◆ TASK PROMPT:
Using the entries that follow, state how many lines contain "name", with no other words.

◆ SUPPLIED INFORMATION:
^^^^^^^^^^^^^^^^

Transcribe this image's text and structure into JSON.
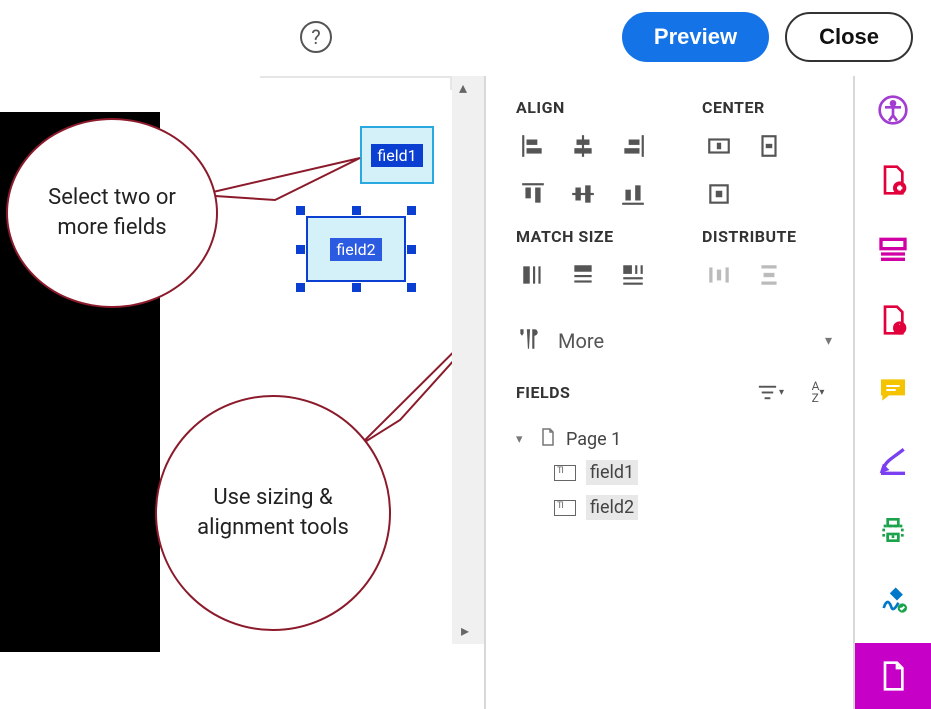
{
  "topbar": {
    "help_label": "?",
    "preview": "Preview",
    "close": "Close"
  },
  "canvas": {
    "field1": {
      "label": "field1"
    },
    "field2": {
      "label": "field2"
    }
  },
  "callouts": {
    "select_fields": "Select two or more fields",
    "use_tools": "Use sizing & alignment tools"
  },
  "panel": {
    "sections": {
      "align": "ALIGN",
      "center": "CENTER",
      "match_size": "MATCH SIZE",
      "distribute": "DISTRIBUTE"
    },
    "more": "More",
    "fields_header": "FIELDS",
    "tree": {
      "page": "Page 1",
      "items": [
        "field1",
        "field2"
      ]
    }
  },
  "rail": {
    "icons": [
      "accessibility",
      "add-pdf",
      "layout",
      "pdf-info",
      "comment",
      "edit",
      "print",
      "sign",
      "file-active"
    ]
  },
  "tool_icons": {
    "align": [
      "align-left",
      "align-center-h",
      "align-right",
      "align-top",
      "align-center-v",
      "align-bottom"
    ],
    "center": [
      "center-h",
      "center-v",
      "center-both"
    ],
    "match": [
      "match-width",
      "match-height",
      "match-both"
    ],
    "distribute": [
      "distribute-h",
      "distribute-v"
    ]
  }
}
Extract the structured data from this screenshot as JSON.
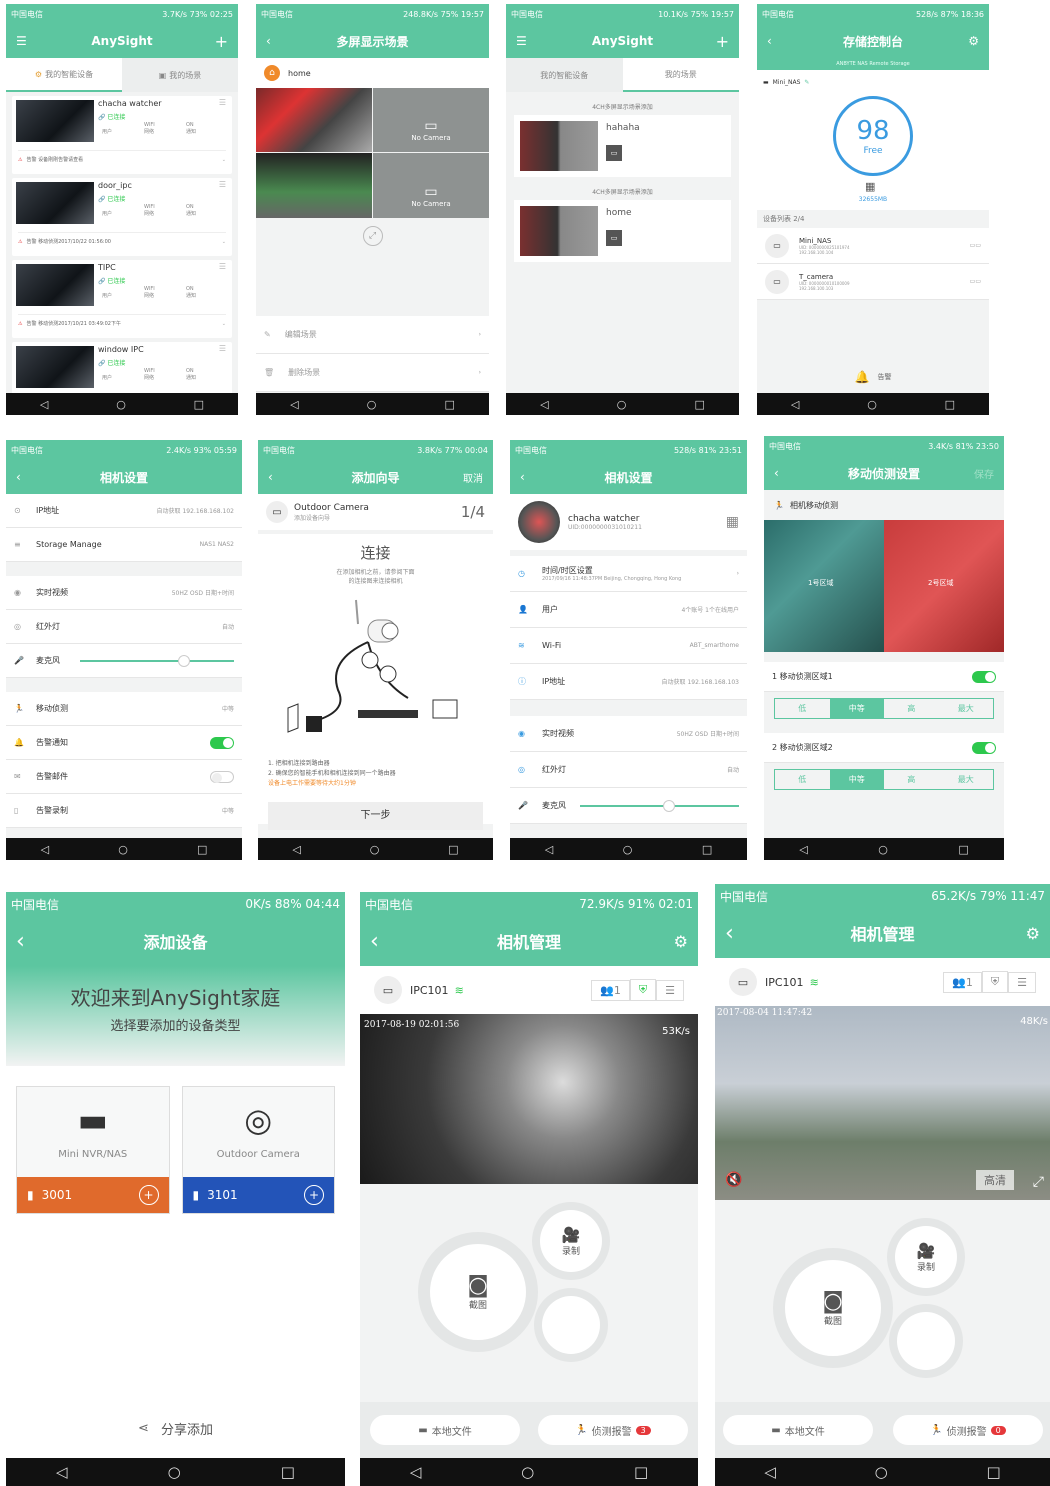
{
  "s1": {
    "status": {
      "left": "中国电信",
      "right": "3.7K/s 73% 02:25"
    },
    "title": "AnySight",
    "tabs": [
      "我的智能设备",
      "我的场景"
    ],
    "devices": [
      {
        "name": "chacha watcher",
        "state": "已连接",
        "labels": [
          "用户",
          "WIFI\n网络",
          "ON\n通知"
        ],
        "foot": "告警 设备刚刚告警请查看"
      },
      {
        "name": "door_ipc",
        "state": "已连接",
        "labels": [
          "用户",
          "WIFI\n网络",
          "ON\n通知"
        ],
        "foot": "告警 移动侦测2017/10/22 01:56:00"
      },
      {
        "name": "TIPC",
        "state": "已连接",
        "labels": [
          "用户",
          "WIFI\n网络",
          "ON\n通知"
        ],
        "foot": "告警 移动侦测2017/10/21 03:49:02下午"
      },
      {
        "name": "window IPC",
        "state": "已连接",
        "labels": [
          "用户",
          "WIFI\n网络",
          "ON\n通知"
        ],
        "foot": ""
      }
    ]
  },
  "s2": {
    "status": {
      "left": "中国电信",
      "right": "248.8K/s 75% 19:57"
    },
    "title": "多屏显示场景",
    "home": "home",
    "no_camera": "No Camera",
    "actions": [
      "编辑场景",
      "删除场景"
    ]
  },
  "s3": {
    "status": {
      "left": "中国电信",
      "right": "10.1K/s 75% 19:57"
    },
    "title": "AnySight",
    "tabs": [
      "我的智能设备",
      "我的场景"
    ],
    "scenes": [
      {
        "header": "4CH多屏显示场景添加",
        "name": "hahaha"
      },
      {
        "header": "4CH多屏显示场景添加",
        "name": "home"
      }
    ]
  },
  "s4": {
    "status": {
      "left": "中国电信",
      "right": "528/s 87% 18:36"
    },
    "title": "存储控制台",
    "banner": "ANBYTE NAS Remote Storage",
    "device": "Mini_NAS",
    "free_pct": "98",
    "free_label": "Free",
    "capacity": "32655MB",
    "list_title": "设备列表 2/4",
    "items": [
      {
        "name": "Mini_NAS",
        "uid": "UID: 0000000025101974",
        "ip": "192.168.100.104"
      },
      {
        "name": "T_camera",
        "uid": "UID: 0000000010100009",
        "ip": "192.168.100.103"
      }
    ],
    "alarm": "告警"
  },
  "s5": {
    "status": {
      "left": "中国电信",
      "right": "2.4K/s 93% 05:59"
    },
    "title": "相机设置",
    "rows": [
      {
        "label": "IP地址",
        "value": "自动获取 192.168.168.102"
      },
      {
        "label": "Storage Manage",
        "value": "NAS1 NAS2"
      },
      {
        "label": "实时视频",
        "value": "50HZ OSD 日期+时间"
      },
      {
        "label": "红外灯",
        "value": "自动"
      },
      {
        "label": "麦克风",
        "value": ""
      },
      {
        "label": "移动侦测",
        "value": "中等"
      },
      {
        "label": "告警通知",
        "value": ""
      },
      {
        "label": "告警邮件",
        "value": ""
      },
      {
        "label": "告警录制",
        "value": "中等"
      }
    ]
  },
  "s6": {
    "status": {
      "left": "中国电信",
      "right": "3.8K/s 77% 00:04"
    },
    "title": "添加向导",
    "cancel": "取消",
    "camera": "Outdoor Camera",
    "sub": "添加设备向导",
    "step": "1/4",
    "heading": "连接",
    "desc1": "在添加相机之前，请参阅下面",
    "desc2": "的连接图来连接相机",
    "note1": "1. 把相机连接到路由器",
    "note2": "2. 确保您的智能手机和相机连接到同一个路由器",
    "note3": "设备上电工作需要等待大约1分钟",
    "next": "下一步"
  },
  "s7": {
    "status": {
      "left": "中国电信",
      "right": "528/s 81% 23:51"
    },
    "title": "相机设置",
    "camera": "chacha watcher",
    "uid": "UID:0000000031010211",
    "rows": [
      {
        "label": "时间/时区设置",
        "value": "2017/09/16 11:48:37PM Beijing, Chongqing, Hong Kong"
      },
      {
        "label": "用户",
        "value": "4个账号 1个在线用户"
      },
      {
        "label": "Wi-Fi",
        "value": "ABT_smarthome"
      },
      {
        "label": "IP地址",
        "value": "自动获取 192.168.168.103"
      },
      {
        "label": "实时视频",
        "value": "50HZ OSD 日期+时间"
      },
      {
        "label": "红外灯",
        "value": "自动"
      },
      {
        "label": "麦克风",
        "value": ""
      }
    ]
  },
  "s8": {
    "status": {
      "left": "中国电信",
      "right": "3.4K/s 81% 23:50"
    },
    "title": "移动侦测设置",
    "save": "保存",
    "section": "相机移动侦测",
    "zone1": "1号区域",
    "zone2": "2号区域",
    "areas": [
      {
        "label": "1 移动侦测区域1",
        "levels": [
          "低",
          "中等",
          "高",
          "最大"
        ],
        "active": 1
      },
      {
        "label": "2 移动侦测区域2",
        "levels": [
          "低",
          "中等",
          "高",
          "最大"
        ],
        "active": 1
      }
    ]
  },
  "s9": {
    "status": {
      "left": "中国电信",
      "right": "0K/s 88% 04:44"
    },
    "title": "添加设备",
    "welcome": "欢迎来到AnySight家庭",
    "prompt": "选择要添加的设备类型",
    "types": [
      {
        "name": "Mini NVR/NAS",
        "code": "3001",
        "color": "#e06a2c"
      },
      {
        "name": "Outdoor Camera",
        "code": "3101",
        "color": "#2354b8"
      }
    ],
    "share": "分享添加"
  },
  "s10": {
    "status": {
      "left": "中国电信",
      "right": "72.9K/s 91% 02:01"
    },
    "title": "相机管理",
    "camera": "IPC101",
    "users": "1",
    "stamp": "2017-08-19 02:01:56",
    "rate": "53K/s",
    "record": "录制",
    "snap": "截图",
    "local": "本地文件",
    "alarm": "侦测报警",
    "alarm_count": "3"
  },
  "s11": {
    "status": {
      "left": "中国电信",
      "right": "65.2K/s 79% 11:47"
    },
    "title": "相机管理",
    "camera": "IPC101",
    "users": "1",
    "stamp": "2017-08-04 11:47:42",
    "rate": "48K/s",
    "hd": "高清",
    "record": "录制",
    "snap": "截图",
    "local": "本地文件",
    "alarm": "侦测报警",
    "alarm_count": "0"
  },
  "nav": [
    "◁",
    "○",
    "□"
  ]
}
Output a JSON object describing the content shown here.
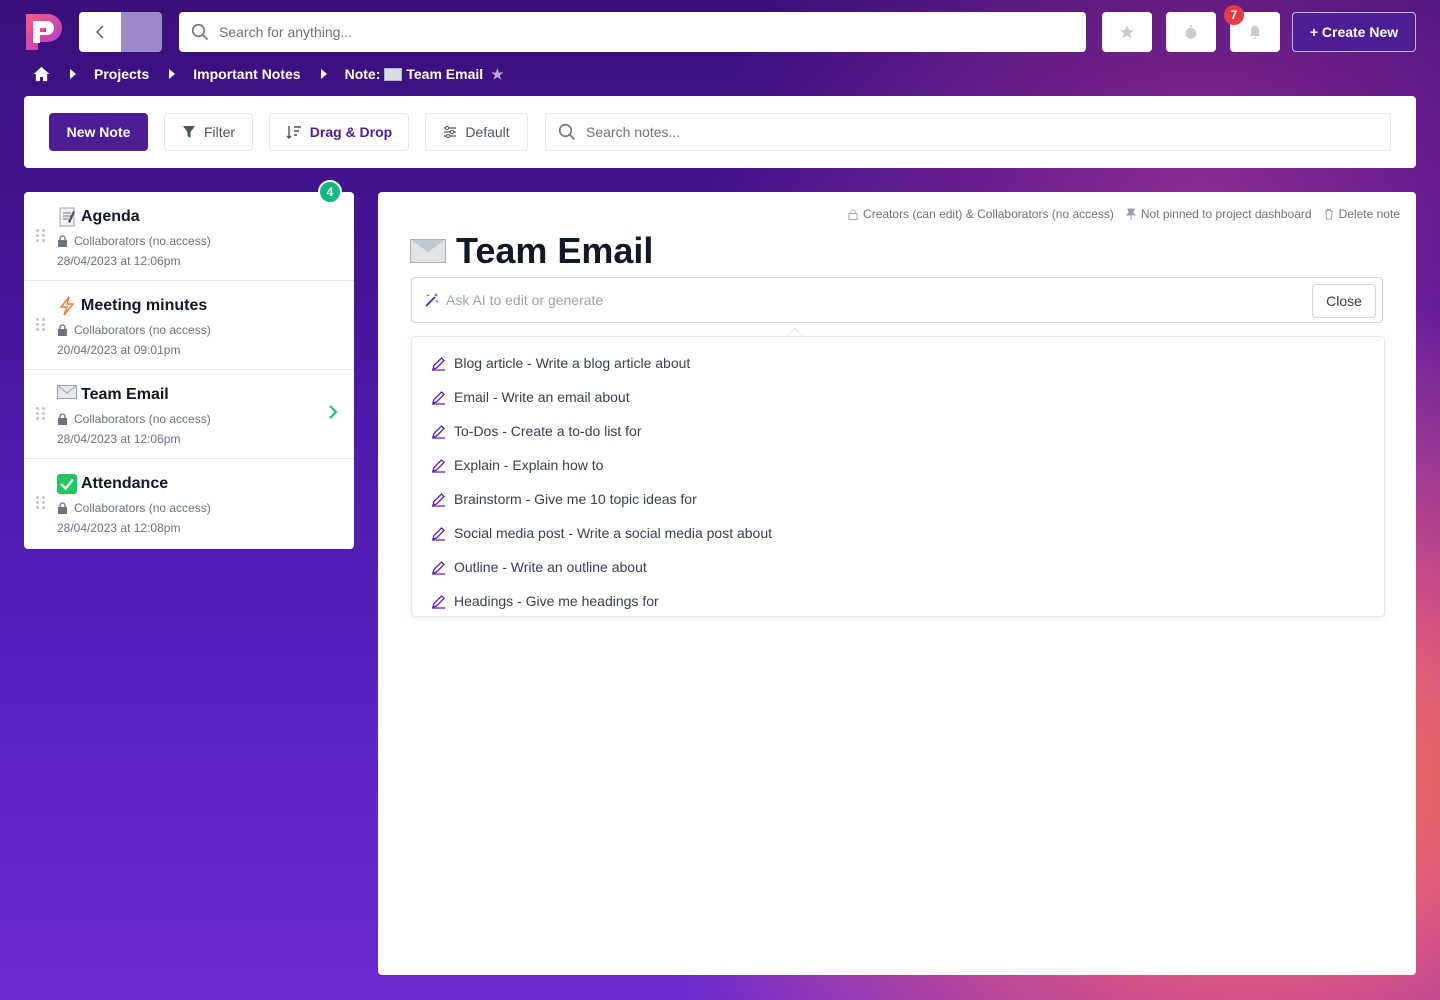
{
  "topbar": {
    "search_placeholder": "Search for anything...",
    "notification_count": "7",
    "create_label": "+ Create New"
  },
  "breadcrumb": {
    "items": [
      "Projects",
      "Important Notes"
    ],
    "current_prefix": "Note:",
    "current_title": "Team Email"
  },
  "toolbar": {
    "new_note": "New Note",
    "filter": "Filter",
    "drag_drop": "Drag & Drop",
    "default": "Default",
    "search_placeholder": "Search notes..."
  },
  "notes": {
    "count": "4",
    "items": [
      {
        "title": "Agenda",
        "icon": "memo",
        "access": "Collaborators (no access)",
        "date": "28/04/2023 at 12:06pm"
      },
      {
        "title": "Meeting minutes",
        "icon": "lightning",
        "access": "Collaborators (no access)",
        "date": "20/04/2023 at 09:01pm"
      },
      {
        "title": "Team Email",
        "icon": "envelope",
        "access": "Collaborators (no access)",
        "date": "28/04/2023 at 12:06pm"
      },
      {
        "title": "Attendance",
        "icon": "check-box",
        "access": "Collaborators (no access)",
        "date": "28/04/2023 at 12:08pm"
      }
    ]
  },
  "main": {
    "access": "Creators (can edit) & Collaborators (no access)",
    "pin": "Not pinned to project dashboard",
    "delete": "Delete note",
    "title": "Team Email",
    "ai_placeholder": "Ask AI to edit or generate",
    "close": "Close",
    "ai_options": [
      "Blog article - Write a blog article about",
      "Email - Write an email about",
      "To-Dos - Create a to-do list for",
      "Explain - Explain how to",
      "Brainstorm - Give me 10 topic ideas for",
      "Social media post - Write a social media post about",
      "Outline - Write an outline about",
      "Headings - Give me headings for"
    ]
  },
  "colors": {
    "brand": "#4c1d95",
    "accent_green": "#10b981",
    "badge_red": "#e53945"
  }
}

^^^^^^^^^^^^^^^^

◆ PROBLEM SOLUTION:
10